*** Block opens ***

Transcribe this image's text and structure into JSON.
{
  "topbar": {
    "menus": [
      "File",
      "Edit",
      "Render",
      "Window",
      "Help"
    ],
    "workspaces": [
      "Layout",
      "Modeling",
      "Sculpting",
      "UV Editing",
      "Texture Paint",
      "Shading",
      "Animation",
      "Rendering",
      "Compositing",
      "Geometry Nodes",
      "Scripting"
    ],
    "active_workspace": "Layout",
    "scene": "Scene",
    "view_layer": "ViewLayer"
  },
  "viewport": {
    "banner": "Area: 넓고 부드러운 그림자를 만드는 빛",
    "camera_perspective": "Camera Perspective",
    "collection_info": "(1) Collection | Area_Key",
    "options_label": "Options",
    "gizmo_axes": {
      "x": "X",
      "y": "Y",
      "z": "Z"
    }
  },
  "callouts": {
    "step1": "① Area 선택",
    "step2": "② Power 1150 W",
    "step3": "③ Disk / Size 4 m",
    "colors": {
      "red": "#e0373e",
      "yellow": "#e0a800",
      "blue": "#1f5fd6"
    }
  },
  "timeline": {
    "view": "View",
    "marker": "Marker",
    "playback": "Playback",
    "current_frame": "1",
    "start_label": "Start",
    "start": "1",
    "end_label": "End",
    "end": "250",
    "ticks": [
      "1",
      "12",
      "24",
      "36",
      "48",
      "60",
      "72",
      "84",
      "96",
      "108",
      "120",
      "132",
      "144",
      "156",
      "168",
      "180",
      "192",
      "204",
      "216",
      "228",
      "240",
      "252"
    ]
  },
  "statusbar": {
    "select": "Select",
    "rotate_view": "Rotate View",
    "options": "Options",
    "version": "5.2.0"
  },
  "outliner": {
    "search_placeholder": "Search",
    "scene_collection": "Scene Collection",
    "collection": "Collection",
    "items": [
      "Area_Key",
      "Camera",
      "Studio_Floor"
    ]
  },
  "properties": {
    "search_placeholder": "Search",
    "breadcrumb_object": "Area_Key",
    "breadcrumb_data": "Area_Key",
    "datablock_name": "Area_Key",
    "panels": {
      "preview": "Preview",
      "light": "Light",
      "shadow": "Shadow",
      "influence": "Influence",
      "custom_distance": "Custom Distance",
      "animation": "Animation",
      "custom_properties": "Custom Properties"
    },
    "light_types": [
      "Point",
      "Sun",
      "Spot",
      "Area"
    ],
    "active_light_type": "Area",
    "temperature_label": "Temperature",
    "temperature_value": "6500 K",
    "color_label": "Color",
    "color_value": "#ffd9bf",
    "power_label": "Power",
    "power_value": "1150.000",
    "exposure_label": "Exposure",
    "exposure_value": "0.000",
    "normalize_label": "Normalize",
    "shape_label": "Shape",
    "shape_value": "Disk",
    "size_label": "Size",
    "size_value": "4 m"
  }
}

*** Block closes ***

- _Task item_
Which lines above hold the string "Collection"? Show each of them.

- _The answer_
    "collection_info": "(1) Collection | Area_Key",
    "scene_collection": "Scene Collection",
    "collection": "Collection",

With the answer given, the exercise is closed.